## What needs to be done
Copy each line of the data that has "English" in it.

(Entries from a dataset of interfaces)
□ □ □ □ □ □ □

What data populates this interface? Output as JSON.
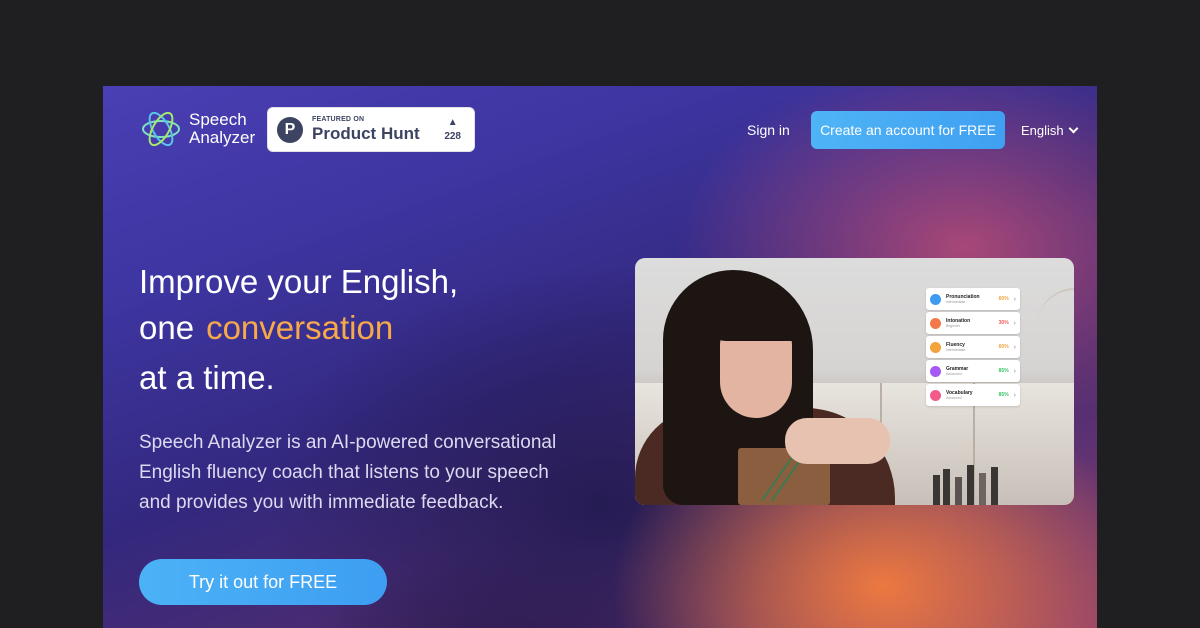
{
  "header": {
    "logo_text_line1": "Speech",
    "logo_text_line2": "Analyzer",
    "logo_icon": "atom-star-icon",
    "product_hunt": {
      "featured_label": "FEATURED ON",
      "name": "Product Hunt",
      "letter": "P",
      "upvote_icon": "triangle-up-icon",
      "votes": "228"
    },
    "sign_in": "Sign in",
    "create_account": "Create an account for FREE",
    "language": "English"
  },
  "hero": {
    "headline_line1": "Improve your English,",
    "headline_line2_prefix": "one",
    "headline_line2_accent": "conversation",
    "headline_line3": "at a time.",
    "description": "Speech Analyzer is an AI-powered conversational English fluency coach that listens to your speech and provides you with immediate feedback.",
    "cta": "Try it out for FREE"
  },
  "feedback_panel": {
    "items": [
      {
        "title": "Pronunciation",
        "subtitle": "Intermediate",
        "percent": "60%",
        "color": "#3e9bf2",
        "pct_color": "#f2a33a"
      },
      {
        "title": "Intonation",
        "subtitle": "Beginner",
        "percent": "30%",
        "color": "#f27a4a",
        "pct_color": "#f25a5a"
      },
      {
        "title": "Fluency",
        "subtitle": "Intermediate",
        "percent": "60%",
        "color": "#f2a33a",
        "pct_color": "#f2a33a"
      },
      {
        "title": "Grammar",
        "subtitle": "Advanced",
        "percent": "85%",
        "color": "#a45af2",
        "pct_color": "#3ac46a"
      },
      {
        "title": "Vocabulary",
        "subtitle": "Advanced",
        "percent": "85%",
        "color": "#f25a8a",
        "pct_color": "#3ac46a"
      }
    ]
  },
  "colors": {
    "accent_orange": "#f7a94a",
    "cta_blue": "#4cb2f6",
    "page_background": "#1f1f22"
  }
}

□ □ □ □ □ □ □

## Written answer
    "language": "English"
    "headline_line1": "Improve your English,",
    "description": "Speech Analyzer is an AI-powered conversational English fluency coach that listens to your speech and provides you with immediate feedback.",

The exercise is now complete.